» TO DO:
Read through the entries below and copy each line where "decimal" turns up.
++++++++++++++++++++
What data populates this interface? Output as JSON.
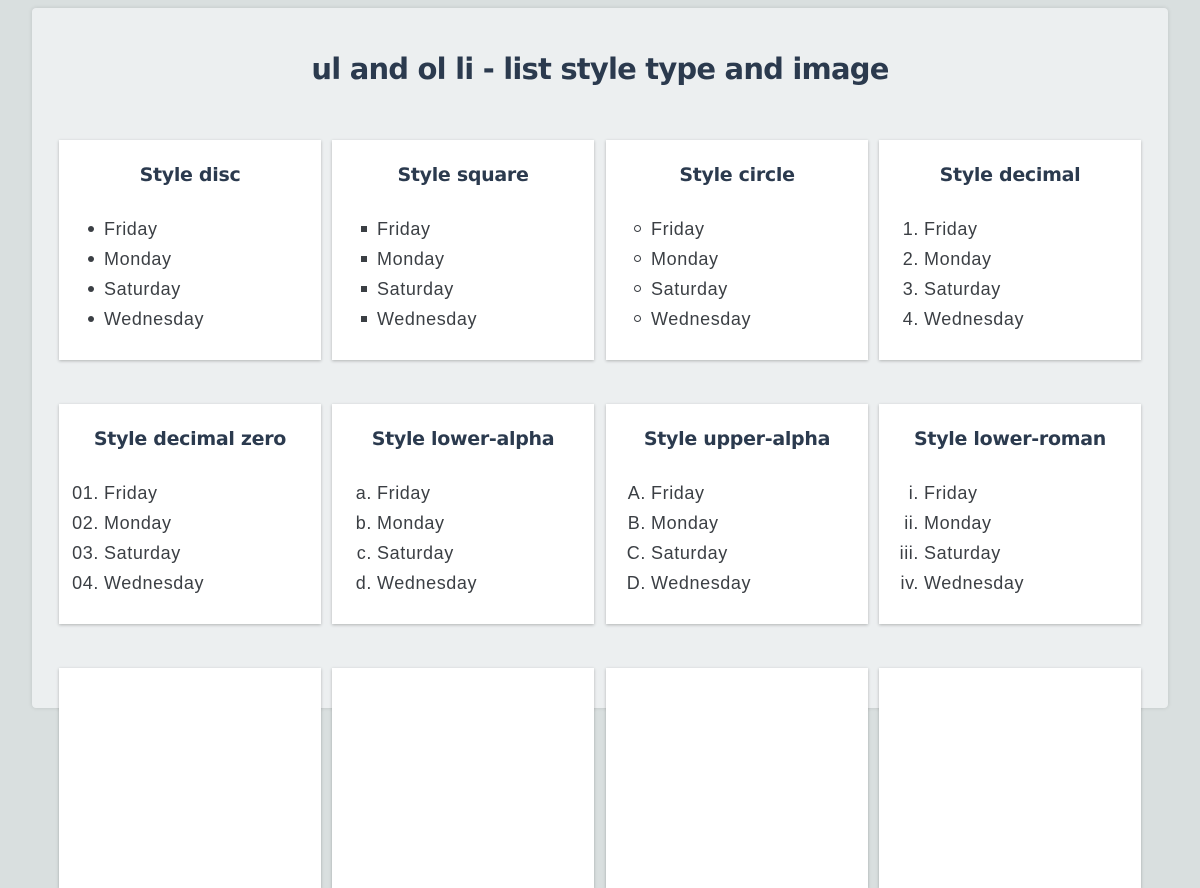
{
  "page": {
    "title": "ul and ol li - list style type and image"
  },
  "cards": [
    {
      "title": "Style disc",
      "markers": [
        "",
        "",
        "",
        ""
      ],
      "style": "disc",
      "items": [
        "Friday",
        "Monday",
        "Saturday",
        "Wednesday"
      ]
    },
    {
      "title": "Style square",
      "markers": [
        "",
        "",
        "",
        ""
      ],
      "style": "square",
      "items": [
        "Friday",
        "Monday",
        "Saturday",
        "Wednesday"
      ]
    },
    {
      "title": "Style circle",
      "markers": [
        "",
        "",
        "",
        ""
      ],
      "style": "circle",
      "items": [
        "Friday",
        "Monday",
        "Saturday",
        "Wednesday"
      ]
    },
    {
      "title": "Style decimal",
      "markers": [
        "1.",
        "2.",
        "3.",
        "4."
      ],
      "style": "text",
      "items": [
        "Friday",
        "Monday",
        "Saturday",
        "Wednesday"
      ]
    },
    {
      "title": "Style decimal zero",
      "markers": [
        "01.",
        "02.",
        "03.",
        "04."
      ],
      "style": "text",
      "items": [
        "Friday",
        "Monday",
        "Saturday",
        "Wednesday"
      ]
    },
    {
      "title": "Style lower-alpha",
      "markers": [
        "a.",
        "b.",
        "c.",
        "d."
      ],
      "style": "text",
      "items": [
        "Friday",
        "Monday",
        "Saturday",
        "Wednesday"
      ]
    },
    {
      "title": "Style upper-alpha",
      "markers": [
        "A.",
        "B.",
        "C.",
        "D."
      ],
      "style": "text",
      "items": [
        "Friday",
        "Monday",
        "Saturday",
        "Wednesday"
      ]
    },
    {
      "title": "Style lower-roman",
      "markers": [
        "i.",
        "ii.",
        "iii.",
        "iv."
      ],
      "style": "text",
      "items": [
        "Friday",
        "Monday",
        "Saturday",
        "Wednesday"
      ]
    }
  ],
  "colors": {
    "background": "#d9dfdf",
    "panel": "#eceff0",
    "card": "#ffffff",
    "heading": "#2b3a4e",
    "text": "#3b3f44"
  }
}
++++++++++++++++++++
» WRITTEN ANSWER:
      "title": "Style decimal",
      "title": "Style decimal zero",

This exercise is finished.